--- START ---

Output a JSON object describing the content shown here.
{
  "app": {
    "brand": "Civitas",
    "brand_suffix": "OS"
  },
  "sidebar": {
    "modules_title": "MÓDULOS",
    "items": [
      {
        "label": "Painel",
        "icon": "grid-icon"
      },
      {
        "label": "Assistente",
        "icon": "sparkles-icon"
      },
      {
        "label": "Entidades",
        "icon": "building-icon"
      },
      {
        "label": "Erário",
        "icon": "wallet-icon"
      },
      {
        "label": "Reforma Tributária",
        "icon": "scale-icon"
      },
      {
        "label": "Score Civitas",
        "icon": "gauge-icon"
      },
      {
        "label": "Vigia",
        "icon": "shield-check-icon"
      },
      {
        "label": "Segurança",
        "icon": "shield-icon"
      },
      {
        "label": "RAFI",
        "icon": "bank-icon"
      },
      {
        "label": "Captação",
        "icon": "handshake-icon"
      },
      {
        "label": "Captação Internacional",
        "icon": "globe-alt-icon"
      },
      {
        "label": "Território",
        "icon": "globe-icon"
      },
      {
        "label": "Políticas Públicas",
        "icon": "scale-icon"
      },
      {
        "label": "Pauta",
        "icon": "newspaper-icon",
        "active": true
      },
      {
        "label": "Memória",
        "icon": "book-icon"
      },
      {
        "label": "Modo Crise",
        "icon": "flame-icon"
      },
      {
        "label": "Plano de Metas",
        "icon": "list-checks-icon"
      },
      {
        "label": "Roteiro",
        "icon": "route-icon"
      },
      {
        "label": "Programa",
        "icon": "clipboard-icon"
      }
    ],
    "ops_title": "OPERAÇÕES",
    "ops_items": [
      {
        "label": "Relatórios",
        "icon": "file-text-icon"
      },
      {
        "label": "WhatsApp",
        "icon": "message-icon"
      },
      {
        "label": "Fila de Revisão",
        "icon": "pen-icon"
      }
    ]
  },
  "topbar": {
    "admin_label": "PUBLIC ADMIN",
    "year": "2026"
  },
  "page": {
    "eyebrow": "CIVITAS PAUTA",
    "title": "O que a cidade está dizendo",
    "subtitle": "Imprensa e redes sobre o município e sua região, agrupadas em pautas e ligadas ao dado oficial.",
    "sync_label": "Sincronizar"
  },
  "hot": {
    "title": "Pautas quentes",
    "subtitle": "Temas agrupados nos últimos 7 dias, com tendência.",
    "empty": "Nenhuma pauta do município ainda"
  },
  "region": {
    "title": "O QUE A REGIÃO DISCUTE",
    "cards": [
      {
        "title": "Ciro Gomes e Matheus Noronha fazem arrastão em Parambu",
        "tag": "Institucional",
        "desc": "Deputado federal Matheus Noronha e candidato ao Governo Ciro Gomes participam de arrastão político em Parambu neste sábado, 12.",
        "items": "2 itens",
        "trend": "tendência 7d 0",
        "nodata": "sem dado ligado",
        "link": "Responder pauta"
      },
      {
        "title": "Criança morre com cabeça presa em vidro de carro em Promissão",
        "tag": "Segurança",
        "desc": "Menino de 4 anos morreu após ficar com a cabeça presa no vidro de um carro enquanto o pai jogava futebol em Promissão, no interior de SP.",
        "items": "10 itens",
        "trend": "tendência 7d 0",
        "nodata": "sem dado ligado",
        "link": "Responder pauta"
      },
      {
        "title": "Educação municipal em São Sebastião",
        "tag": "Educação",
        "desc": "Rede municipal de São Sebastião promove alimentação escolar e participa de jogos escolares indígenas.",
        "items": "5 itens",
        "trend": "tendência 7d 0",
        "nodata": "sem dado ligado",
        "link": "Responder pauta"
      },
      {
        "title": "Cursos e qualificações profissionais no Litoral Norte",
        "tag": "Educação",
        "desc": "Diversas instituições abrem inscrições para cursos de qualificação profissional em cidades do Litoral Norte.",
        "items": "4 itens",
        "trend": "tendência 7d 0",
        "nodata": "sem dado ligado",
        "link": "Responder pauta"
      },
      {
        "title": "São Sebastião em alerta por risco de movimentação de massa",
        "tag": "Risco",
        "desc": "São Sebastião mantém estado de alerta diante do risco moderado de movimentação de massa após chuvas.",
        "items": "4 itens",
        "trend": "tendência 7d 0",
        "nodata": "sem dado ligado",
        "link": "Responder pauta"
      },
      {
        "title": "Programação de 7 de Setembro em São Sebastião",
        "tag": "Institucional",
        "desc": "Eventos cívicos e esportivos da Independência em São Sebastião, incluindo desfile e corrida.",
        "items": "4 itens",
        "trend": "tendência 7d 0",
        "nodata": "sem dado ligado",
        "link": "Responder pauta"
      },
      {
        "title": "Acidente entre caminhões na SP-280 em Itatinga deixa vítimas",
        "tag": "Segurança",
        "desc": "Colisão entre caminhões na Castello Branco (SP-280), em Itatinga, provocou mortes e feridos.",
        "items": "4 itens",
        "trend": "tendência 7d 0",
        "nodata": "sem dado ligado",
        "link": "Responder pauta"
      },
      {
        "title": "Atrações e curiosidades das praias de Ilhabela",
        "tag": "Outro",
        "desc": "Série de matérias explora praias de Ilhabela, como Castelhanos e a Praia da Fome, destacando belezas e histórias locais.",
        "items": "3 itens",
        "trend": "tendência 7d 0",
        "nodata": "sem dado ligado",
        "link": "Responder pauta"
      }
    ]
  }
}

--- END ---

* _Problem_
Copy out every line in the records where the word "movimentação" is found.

* _Solution to the problem_
        "title": "São Sebastião em alerta por risco de movimentação de massa",
        "desc": "São Sebastião mantém estado de alerta diante do risco moderado de movimentação de massa após chuvas.",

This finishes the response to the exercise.